Trump raised eyebrows in April by inviting Duterte to the White House during what U.S. officials called a "very friendly conversation" on the phone in which the president praised the Philippine leader's efforts to rid his country of drugs.

Duterte has been accused of ordering thousands of extrajudicial killings of drug suspects in what human rights groups condemn as a bloody campaign that has targeted many who may have nothing to do with narcotics.

On Sunday evening, he made a public show of his affection for Trump, grabbing a microphone during the gala dinner to sing the Philippine love ballad "Ikaw," a serenade he said he had performed "upon the orders of the commander in chief of the United States." A Philippine official later tweeted about the song, reportedly a favorite of Duterte's, which includes the lyric, "You are the love I've been waiting for."

Trump's encounter earlier in the day with Prime Minister Malcolm Turnbull of Australia was somewhat scratchier, albeit in a mostly playful way. As the two leaders stood alongside Prime Minister Shinzo Abe of Japan, Trump repeated his vow to eliminate trade deficits that he said the United States ran with "almost everybody."

"Except us," Turnbull interjected.

"Except with you," Trump agreed, to titters in the room. "You're the only one. And if I check it, I'll probably find out that was ..."

"Oh, no," Turnbull said. "It's real."

The United States, in fact, has run a $10.3 billion trade surplus with Australia in the nine months of this year and has consistently exported more to Australia than it has imported for the last decade.

Since taking office, Duterte has pivoted away from the United States, a longtime treaty ally, and toward China. The separation took on a more personal flavor before last year's meeting of the group, known as ASEAN, in Laos. Then Duterte used a slur to refer to President Barack Obama when he was asked how he would react if Obama raised human rights concerns with him. The episode prompted Obama to cancel a formal meeting with Duterte at the summit meeting, though the two did talk informally.

Still, Duterte continued to distance himself, calling for a "separation" between the countries and threatening to scrap an agreement that allows U.S. troops to visit the Philippines.

Trump administration officials have said Trump wants to improve relations with the Philippines as a bulwark against China's expansionism in the South China Sea. The Philippines has clashed with China over disputed reefs and shoals in the waterway, which the two countries share, and Trump has used this month's Asia tour to offer to, as he said on Sunday in Hanoi, "mediate or arbitrate" such disagreements.

But neither side mentioned the issue in their readouts of the meeting on Monday, and Duterte has played down the disputes this week, saying that China's rapidly expanding economy has overtaken that of the United States and that a territorial confrontation would not be worthwhile.

"Today, China is the No. 1 economic powerhouse, and we have to be friends," Duterte told ASEAN leaders on Sunday.
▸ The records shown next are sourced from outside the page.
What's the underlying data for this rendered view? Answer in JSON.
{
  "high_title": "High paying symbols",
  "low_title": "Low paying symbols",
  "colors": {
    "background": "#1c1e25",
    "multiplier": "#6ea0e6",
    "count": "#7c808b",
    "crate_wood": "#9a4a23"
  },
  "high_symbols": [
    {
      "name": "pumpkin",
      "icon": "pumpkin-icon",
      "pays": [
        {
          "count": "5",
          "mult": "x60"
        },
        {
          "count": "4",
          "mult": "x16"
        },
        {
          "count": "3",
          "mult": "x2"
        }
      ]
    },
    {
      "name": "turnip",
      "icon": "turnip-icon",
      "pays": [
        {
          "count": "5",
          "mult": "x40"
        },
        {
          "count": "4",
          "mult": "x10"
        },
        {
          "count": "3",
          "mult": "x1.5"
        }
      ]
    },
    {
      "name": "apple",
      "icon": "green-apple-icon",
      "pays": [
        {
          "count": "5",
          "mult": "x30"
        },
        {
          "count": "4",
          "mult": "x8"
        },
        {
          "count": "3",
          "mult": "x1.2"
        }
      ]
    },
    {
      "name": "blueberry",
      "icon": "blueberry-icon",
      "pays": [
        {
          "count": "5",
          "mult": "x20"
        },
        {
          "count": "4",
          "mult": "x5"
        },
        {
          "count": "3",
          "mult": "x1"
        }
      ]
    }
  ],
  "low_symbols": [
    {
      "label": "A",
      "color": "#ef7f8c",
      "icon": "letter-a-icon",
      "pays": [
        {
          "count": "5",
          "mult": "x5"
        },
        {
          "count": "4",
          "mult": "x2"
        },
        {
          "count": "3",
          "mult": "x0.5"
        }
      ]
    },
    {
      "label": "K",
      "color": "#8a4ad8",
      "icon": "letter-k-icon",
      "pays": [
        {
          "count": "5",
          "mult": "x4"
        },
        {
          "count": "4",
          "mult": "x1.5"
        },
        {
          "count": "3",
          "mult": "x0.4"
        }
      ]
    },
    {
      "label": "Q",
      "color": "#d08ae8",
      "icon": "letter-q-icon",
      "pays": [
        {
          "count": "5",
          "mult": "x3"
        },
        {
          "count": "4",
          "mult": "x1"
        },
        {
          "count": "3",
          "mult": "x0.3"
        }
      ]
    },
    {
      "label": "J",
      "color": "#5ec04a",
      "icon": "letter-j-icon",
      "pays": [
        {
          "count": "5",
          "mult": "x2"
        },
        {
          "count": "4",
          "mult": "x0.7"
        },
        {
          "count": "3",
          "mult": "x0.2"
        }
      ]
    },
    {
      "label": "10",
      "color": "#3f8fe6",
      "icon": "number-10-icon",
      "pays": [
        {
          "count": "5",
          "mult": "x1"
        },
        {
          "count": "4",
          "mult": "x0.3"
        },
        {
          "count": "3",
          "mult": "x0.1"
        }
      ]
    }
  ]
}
He said that while "the other hotheads" would like confrontation, "the South China Sea is better left untouched."

"Nobody can afford to go to war," Duterte added, including Russia, China, Britain and the United States.